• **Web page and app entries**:
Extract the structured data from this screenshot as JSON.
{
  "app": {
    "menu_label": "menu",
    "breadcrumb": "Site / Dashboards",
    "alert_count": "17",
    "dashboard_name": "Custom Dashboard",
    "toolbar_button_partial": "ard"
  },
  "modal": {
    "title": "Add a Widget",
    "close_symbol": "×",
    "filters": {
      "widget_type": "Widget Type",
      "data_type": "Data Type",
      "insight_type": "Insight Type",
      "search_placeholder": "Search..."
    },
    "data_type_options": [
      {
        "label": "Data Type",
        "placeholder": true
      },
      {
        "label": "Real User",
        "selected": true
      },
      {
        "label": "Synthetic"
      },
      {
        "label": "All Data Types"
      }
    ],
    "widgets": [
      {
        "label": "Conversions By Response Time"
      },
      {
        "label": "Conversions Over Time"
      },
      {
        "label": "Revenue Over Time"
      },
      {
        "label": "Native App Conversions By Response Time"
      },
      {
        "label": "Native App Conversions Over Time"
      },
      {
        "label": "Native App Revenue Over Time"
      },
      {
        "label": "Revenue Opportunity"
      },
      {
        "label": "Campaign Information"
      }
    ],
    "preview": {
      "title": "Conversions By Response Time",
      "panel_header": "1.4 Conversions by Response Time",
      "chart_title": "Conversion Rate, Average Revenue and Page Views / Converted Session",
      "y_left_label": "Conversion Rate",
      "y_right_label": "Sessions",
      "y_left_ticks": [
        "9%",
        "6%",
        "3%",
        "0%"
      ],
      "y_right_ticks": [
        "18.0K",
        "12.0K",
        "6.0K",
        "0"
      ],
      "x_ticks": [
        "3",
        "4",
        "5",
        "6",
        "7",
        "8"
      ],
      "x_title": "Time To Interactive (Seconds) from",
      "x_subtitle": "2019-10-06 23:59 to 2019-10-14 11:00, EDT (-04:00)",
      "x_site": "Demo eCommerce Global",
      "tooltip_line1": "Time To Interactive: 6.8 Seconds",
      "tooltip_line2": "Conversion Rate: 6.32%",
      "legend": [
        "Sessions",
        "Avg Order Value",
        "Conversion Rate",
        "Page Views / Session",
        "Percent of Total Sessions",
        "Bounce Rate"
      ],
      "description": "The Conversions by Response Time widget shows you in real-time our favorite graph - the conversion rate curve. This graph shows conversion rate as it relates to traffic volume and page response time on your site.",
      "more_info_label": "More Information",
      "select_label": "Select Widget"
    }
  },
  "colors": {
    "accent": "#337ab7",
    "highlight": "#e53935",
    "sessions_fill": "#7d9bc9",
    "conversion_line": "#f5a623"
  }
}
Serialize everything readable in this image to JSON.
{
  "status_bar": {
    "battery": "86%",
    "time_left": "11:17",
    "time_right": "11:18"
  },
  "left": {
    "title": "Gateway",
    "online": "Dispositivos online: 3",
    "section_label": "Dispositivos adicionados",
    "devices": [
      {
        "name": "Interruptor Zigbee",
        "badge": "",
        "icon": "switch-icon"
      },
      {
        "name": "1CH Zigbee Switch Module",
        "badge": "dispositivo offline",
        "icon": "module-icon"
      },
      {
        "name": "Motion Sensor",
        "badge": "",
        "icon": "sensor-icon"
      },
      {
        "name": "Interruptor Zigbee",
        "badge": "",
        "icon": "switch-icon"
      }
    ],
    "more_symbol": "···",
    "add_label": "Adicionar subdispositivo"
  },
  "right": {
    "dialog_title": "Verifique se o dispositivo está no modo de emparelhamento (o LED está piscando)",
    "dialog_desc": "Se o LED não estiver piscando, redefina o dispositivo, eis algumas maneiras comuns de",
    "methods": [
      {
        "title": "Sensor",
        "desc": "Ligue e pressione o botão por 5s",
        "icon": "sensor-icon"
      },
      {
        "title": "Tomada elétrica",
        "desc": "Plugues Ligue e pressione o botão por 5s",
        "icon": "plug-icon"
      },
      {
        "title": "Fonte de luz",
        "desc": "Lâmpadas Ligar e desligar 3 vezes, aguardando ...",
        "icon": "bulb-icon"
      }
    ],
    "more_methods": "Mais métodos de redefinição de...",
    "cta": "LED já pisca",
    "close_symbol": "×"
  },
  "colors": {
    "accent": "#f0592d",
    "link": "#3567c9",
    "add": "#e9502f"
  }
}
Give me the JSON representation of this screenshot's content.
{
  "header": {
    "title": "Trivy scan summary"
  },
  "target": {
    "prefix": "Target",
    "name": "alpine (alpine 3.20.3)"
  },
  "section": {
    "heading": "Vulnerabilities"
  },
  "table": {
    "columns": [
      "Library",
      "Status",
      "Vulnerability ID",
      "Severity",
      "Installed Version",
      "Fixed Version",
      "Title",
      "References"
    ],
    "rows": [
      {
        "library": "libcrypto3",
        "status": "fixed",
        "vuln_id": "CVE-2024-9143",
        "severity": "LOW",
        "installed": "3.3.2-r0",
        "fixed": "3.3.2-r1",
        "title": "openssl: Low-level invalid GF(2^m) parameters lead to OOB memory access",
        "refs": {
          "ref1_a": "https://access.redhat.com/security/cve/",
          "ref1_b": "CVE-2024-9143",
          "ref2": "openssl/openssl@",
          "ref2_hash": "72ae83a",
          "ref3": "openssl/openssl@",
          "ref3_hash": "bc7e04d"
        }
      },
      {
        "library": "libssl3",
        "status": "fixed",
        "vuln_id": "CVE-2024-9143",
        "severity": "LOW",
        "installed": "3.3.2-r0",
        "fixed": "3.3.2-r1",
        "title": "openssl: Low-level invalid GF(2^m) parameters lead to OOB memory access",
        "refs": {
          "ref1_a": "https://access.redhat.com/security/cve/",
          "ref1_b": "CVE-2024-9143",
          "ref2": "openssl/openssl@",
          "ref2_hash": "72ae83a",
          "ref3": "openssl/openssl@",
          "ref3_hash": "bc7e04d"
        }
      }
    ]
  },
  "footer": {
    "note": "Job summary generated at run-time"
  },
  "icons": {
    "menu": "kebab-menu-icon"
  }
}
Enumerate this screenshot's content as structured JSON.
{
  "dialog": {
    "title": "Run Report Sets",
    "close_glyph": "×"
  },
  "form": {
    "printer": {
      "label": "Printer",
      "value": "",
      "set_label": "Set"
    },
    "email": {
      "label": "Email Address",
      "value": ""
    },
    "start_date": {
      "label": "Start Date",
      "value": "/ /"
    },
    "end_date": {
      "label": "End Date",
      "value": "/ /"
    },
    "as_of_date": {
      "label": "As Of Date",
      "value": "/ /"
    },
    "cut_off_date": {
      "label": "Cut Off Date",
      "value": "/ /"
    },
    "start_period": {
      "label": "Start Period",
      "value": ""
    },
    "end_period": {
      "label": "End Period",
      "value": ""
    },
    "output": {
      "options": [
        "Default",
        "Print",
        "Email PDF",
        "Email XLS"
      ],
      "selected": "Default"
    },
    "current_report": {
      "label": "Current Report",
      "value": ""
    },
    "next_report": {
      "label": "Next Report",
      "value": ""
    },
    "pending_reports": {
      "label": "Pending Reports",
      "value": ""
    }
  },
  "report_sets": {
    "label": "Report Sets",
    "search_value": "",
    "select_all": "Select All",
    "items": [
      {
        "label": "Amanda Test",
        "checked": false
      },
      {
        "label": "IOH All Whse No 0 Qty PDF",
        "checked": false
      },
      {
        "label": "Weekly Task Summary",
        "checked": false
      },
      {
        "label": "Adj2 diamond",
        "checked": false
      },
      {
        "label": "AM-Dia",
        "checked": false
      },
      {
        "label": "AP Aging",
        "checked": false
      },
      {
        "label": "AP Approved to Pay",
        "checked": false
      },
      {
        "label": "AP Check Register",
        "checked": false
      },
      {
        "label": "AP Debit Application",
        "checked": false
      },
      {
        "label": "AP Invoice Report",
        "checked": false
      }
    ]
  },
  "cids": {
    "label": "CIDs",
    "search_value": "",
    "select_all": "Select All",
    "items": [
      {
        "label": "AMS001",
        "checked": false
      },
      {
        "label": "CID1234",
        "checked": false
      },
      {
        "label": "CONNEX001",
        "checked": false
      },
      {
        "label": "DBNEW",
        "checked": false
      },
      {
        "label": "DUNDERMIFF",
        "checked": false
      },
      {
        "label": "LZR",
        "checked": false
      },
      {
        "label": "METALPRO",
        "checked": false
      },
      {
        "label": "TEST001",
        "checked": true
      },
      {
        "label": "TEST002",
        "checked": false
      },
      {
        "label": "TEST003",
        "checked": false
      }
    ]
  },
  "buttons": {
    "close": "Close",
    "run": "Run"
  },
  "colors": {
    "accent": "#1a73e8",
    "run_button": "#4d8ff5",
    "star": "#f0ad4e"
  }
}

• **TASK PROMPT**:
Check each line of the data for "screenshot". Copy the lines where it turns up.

• **RESPONSE BOX**:
Extract the structured data from this screenshot as JSON.
Give me the JSON representation of this screenshot's content.
Enumerate this screenshot's content as structured JSON.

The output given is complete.